RD: Where do you draw inspiration from for your line? Especially your raw denim offerings.
OS: As I spoke about earlier our inspiration comes from the Sami culture, which is visible in things such as rivets, buttons, leather patches, pocket bags and so on. All styles have names in South Sami language. Together with that we want to make best quality for money spent; denim is supposed to withstand tough wearing.
Thus, we quality test all new fabrics we use on Sami people, who spend most of the year outdoor in the nature. If it can handle that it will work everywhere. All our fits are classic fits, mostly inspired from the mid-40’s and 50’s but with updated details and a little more contemporary fitting. All styles are available in at least two different raw fabrics.
RD: Most brands that produce selvedge and raw denim keep their offerings limited to only raw pieces. You spoke of “Project Ware Outs”, was this inspiration for the different washes that you offer your jeans in?
OS: For our first two years all of our pre-washed jeans were copied from our own worn-in raw jeans. We wanted them to look authentic and not produced. But after two years we started to run out of good looking denim so we needed to find a new way of getting originals to create from.
The idea started to take shape by using our relatives for it, and at the same time get our denim quality tested. Working at an office it takes time to wear in a pair of quality denim jeans so we had to find a faster way. We were interviewed by a Sami magazine and mentioned our idea in that interview and got loads of people that wanted to participate in this “Project Ware Outs”.
We chose 7 people for this project – 4 reindeer herders, 1 deacon, 1 female part-time herder and 1 Handicraft man. We did this in order to get different angles and of course a little difference in wear-ins. We rented a car and drove 5,000 km in 5 days to hand the jeans out.
As I mentioned earlier, the Sami are Nomad people, so it was sometimes pretty hard to get to them. If we called ahead and scheduled a meeting in one village,we found that once we arrived they could be another 300 km away. We hardly ate anything, slept in the car or drove all night in order to reach everyone. We had a photographer with us that documented everything.
The rules were simple: wear the jeans for 6 months, every day, and do not wash. We required that they had to send in a picture of their jeans every month so we could show everyone that this was for real and just not some made up public relations story. After 6 months we made the same trip once again to collect the jeans. Only this time it was winter so we had to add 2 days.
The pictures from these two trips became a photo exhibition shown in Sweden, Netherlands and now, as we speak, in the US. All 7 pairs were totally different from each other, and they were absolutely lovely. We chose 3 out of these and created exact copies in Japan. Each recreation was named after the person who wore them and produced in 75 pairs each.

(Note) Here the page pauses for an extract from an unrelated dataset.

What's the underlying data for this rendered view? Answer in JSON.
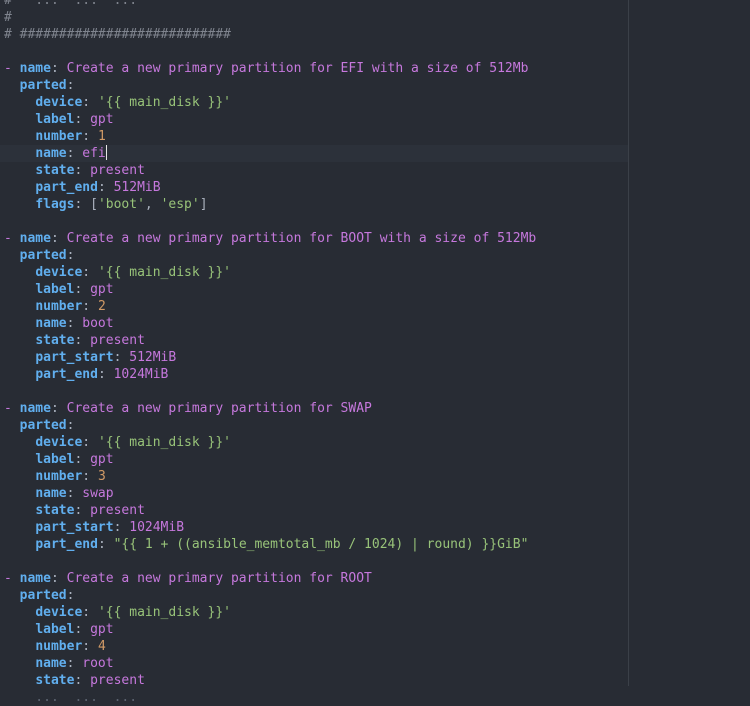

Because of this we got in to all four of the big newspapers in Sweden, interviewed on radio channels, morning show on TV, local papers, local TV and radio…so big news! It started on the first day of trip 1, and kept on going for all 6 months.
This is an ongoing project: all 7 original participants still wear our jeans, and after 6-12 months they send their jeans to us and get a new pair in return. Still an excellent way of getting inspiration for our washes.
RD: What does the future hold for Denim Demon?
OS: The future looks bright. We have two big and very exciting projects launching Fall/Winter 2014. I don’t want to say too much at this point, but it will be one new collection, made with Sami people in mind and locally produced jeans.
We’re also launching our own Red/Blue/Green Selvedge made together with Kaihara. These are the South Sami colors, so it will be our own Sami Selvedge. As soon as this is ready to be shown, RawrDenim will be the first to know…